--- Instructions for the task ---
Everything in the entries except the pictures must be duplicated exactly.

───── Supplied material ─────

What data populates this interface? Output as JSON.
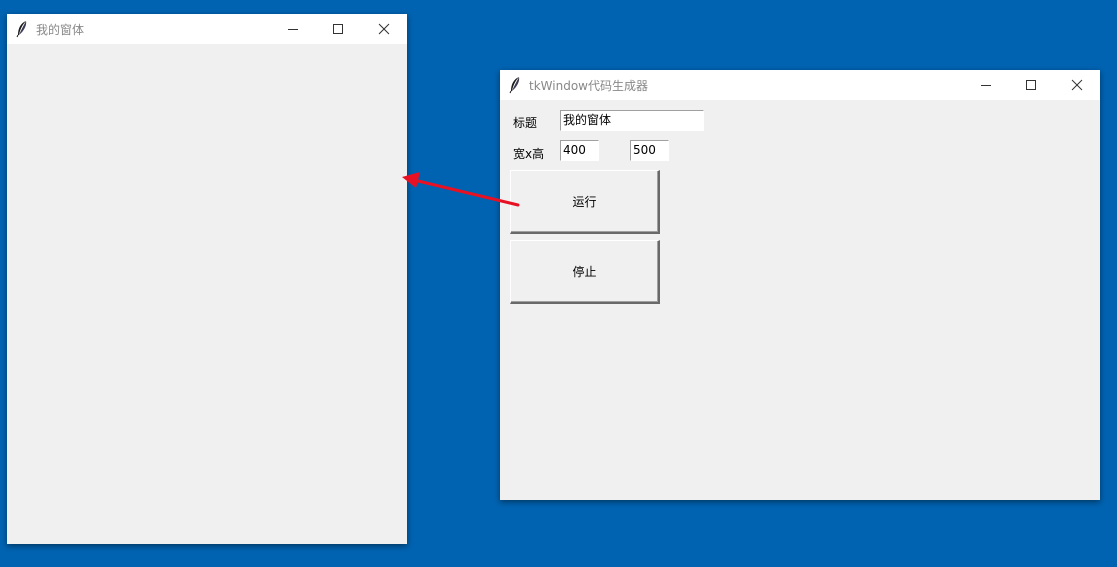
{
  "windows": {
    "child": {
      "title": "我的窗体"
    },
    "generator": {
      "title": "tkWindow代码生成器",
      "title_label": "标题",
      "title_value": "我的窗体",
      "size_label": "宽x高",
      "width_value": "400",
      "height_value": "500",
      "run_label": "运行",
      "stop_label": "停止"
    }
  },
  "icons": {
    "app": "feather-icon",
    "minimize": "minimize-icon",
    "maximize": "maximize-icon",
    "close": "close-icon"
  },
  "colors": {
    "desktop": "#0063b1",
    "window_body": "#f0f0f0",
    "titlebar": "#ffffff",
    "title_text": "#888888",
    "arrow": "#e81123"
  }
}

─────

--- Exercise result ---
What data populates this interface? Output as JSON.
{
  "windows": {
    "child": {
      "title": "我的窗体"
    },
    "generator": {
      "title": "tkWindow代码生成器",
      "title_label": "标题",
      "title_value": "我的窗体",
      "size_label": "宽x高",
      "width_value": "400",
      "height_value": "500",
      "run_label": "运行",
      "stop_label": "停止"
    }
  },
  "icons": {
    "app": "feather-icon",
    "minimize": "minimize-icon",
    "maximize": "maximize-icon",
    "close": "close-icon"
  },
  "colors": {
    "desktop": "#0063b1",
    "window_body": "#f0f0f0",
    "titlebar": "#ffffff",
    "title_text": "#888888",
    "arrow": "#e81123"
  }
}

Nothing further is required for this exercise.